Instructions for the task - Wherever the word "exist" occurs in the listing below, copy that whole line.

─── Record set ───

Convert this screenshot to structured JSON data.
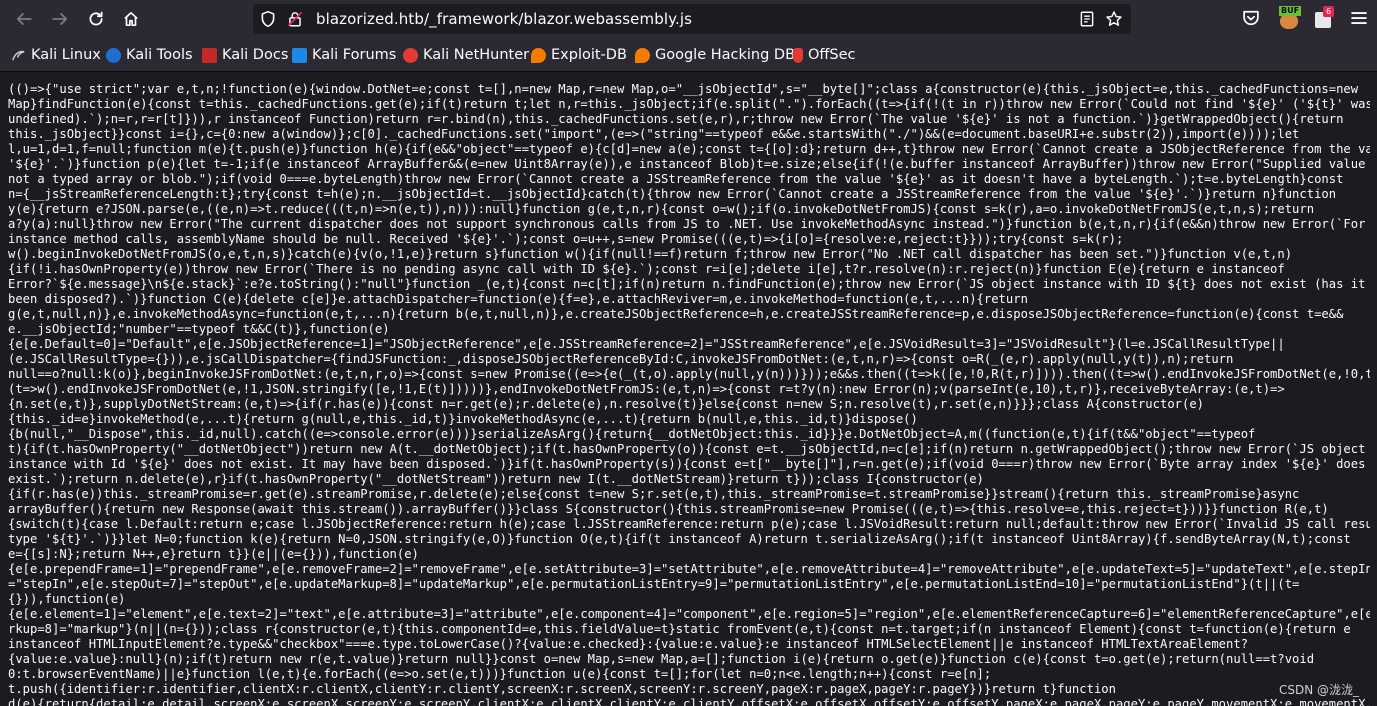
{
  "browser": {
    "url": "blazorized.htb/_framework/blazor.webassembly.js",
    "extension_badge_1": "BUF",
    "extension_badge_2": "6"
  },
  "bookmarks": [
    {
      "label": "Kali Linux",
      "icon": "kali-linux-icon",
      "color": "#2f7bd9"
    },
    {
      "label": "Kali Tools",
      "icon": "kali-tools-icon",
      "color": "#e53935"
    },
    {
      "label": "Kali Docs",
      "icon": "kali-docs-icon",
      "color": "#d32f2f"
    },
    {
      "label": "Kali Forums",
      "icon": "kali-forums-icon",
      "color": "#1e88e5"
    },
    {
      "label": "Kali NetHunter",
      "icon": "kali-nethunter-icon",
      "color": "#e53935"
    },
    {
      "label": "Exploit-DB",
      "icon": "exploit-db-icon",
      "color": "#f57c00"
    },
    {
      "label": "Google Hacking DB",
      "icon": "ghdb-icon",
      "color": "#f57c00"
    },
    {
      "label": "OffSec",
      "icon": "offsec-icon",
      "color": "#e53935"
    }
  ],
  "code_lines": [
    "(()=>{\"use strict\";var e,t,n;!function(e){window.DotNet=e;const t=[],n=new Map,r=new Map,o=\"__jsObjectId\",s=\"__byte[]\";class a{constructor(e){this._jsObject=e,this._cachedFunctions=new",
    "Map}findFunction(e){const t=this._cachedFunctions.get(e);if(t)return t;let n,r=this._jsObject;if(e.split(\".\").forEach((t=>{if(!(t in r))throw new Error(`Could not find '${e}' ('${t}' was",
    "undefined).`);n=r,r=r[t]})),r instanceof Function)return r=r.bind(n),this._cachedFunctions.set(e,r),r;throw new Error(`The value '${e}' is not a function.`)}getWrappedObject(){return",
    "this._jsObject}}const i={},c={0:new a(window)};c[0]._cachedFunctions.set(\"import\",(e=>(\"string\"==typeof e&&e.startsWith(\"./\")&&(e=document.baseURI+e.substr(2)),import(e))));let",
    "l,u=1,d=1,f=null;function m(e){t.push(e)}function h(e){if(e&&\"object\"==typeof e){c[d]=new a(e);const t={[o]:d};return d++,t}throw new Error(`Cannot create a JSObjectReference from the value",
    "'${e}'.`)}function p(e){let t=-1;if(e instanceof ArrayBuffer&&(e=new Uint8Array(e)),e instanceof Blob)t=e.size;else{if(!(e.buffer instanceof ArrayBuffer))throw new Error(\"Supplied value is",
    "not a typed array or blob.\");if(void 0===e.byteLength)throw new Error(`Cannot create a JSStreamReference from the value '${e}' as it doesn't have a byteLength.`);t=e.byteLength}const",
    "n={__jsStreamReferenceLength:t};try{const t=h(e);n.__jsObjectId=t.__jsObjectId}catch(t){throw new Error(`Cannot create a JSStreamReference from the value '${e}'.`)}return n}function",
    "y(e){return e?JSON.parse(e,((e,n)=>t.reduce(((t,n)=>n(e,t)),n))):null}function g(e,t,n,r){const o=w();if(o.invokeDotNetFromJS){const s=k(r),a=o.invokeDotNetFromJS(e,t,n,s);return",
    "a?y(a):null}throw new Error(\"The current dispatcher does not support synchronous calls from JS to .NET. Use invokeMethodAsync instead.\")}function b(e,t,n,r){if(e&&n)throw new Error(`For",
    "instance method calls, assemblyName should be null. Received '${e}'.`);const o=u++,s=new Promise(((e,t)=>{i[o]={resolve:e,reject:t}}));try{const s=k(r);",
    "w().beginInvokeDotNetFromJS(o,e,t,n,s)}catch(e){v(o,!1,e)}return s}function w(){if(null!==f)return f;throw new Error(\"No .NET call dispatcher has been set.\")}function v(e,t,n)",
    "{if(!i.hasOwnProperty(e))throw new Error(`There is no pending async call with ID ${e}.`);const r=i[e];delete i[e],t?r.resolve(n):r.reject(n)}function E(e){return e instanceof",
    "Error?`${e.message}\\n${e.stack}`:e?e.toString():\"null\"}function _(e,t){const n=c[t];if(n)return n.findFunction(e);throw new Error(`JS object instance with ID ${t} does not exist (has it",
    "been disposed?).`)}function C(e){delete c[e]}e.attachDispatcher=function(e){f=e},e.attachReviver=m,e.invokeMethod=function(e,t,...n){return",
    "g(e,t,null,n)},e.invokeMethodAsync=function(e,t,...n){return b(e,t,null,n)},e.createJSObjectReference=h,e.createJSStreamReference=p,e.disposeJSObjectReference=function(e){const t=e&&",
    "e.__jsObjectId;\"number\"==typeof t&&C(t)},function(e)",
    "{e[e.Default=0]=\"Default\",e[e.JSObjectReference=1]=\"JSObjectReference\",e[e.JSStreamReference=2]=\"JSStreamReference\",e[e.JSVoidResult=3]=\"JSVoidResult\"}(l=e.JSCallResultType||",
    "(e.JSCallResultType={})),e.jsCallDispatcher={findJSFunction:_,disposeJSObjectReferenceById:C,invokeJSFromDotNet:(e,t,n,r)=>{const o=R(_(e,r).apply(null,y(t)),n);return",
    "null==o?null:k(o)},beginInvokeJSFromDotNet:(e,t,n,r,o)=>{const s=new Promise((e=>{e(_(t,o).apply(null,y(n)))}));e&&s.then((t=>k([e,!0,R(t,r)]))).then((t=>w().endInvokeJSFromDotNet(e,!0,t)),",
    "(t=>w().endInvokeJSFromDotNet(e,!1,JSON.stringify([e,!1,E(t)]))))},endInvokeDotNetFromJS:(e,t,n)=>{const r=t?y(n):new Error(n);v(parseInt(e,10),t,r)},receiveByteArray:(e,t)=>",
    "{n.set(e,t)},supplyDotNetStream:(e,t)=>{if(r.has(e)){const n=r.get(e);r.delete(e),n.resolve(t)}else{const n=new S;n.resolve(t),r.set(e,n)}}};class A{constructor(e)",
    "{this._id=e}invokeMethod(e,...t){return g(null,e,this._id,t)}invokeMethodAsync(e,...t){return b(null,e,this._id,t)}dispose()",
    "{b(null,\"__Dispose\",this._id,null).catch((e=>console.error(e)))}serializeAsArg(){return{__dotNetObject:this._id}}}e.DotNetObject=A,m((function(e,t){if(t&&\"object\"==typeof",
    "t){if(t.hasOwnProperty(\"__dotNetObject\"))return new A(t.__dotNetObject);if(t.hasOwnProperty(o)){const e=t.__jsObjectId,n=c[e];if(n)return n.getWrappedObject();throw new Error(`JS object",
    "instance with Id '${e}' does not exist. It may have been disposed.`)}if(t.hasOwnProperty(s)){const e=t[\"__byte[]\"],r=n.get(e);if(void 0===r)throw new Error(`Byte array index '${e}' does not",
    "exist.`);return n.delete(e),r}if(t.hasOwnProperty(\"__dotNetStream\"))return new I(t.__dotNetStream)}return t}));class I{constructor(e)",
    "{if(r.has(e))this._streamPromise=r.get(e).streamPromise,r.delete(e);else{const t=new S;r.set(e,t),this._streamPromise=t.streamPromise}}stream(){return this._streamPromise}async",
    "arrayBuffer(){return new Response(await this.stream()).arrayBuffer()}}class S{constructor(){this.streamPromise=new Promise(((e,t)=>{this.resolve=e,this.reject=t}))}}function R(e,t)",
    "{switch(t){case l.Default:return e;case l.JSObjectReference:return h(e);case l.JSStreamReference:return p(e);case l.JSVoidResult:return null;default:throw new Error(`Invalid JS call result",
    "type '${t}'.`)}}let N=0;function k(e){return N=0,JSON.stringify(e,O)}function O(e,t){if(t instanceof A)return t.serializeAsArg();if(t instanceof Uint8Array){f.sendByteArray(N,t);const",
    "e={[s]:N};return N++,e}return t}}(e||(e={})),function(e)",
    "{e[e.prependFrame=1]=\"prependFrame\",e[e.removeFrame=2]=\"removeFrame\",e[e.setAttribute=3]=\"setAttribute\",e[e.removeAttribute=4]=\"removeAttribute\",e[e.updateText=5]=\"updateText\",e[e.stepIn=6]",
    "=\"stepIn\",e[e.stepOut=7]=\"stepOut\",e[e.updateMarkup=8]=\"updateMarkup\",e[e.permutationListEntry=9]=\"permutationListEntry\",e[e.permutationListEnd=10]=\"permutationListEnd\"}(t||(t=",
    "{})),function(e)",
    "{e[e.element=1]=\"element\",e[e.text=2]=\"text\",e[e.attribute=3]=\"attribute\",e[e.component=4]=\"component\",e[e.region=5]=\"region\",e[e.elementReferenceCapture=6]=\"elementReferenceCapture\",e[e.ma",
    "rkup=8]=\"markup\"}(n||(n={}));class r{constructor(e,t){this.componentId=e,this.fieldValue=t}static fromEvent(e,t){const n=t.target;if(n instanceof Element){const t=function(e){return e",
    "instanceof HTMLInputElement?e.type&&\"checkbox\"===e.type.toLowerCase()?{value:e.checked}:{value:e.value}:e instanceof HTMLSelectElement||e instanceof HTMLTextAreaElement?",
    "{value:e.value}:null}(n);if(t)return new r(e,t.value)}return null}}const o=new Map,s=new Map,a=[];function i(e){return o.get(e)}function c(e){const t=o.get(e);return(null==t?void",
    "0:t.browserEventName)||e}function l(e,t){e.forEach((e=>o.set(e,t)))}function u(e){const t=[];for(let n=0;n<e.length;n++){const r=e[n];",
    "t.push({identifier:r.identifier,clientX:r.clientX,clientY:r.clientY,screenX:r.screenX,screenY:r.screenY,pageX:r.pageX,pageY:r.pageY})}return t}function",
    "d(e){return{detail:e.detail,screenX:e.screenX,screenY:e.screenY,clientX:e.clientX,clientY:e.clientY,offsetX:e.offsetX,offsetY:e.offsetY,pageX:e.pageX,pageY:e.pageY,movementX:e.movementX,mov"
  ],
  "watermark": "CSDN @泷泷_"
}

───

Reply -
    "Error?`${e.message}\\n${e.stack}`:e?e.toString():\"null\"}function _(e,t){const n=c[t];if(n)return n.findFunction(e);throw new Error(`JS object instance with ID ${t} does not exist (has it",
    "instance with Id '${e}' does not exist. It may have been disposed.`)}if(t.hasOwnProperty(s)){const e=t[\"__byte[]\"],r=n.get(e);if(void 0===r)throw new Error(`Byte array index '${e}' does not",
    "exist.`);return n.delete(e),r}if(t.hasOwnProperty(\"__dotNetStream\"))return new I(t.__dotNetStream)}return t}));class I{constructor(e)",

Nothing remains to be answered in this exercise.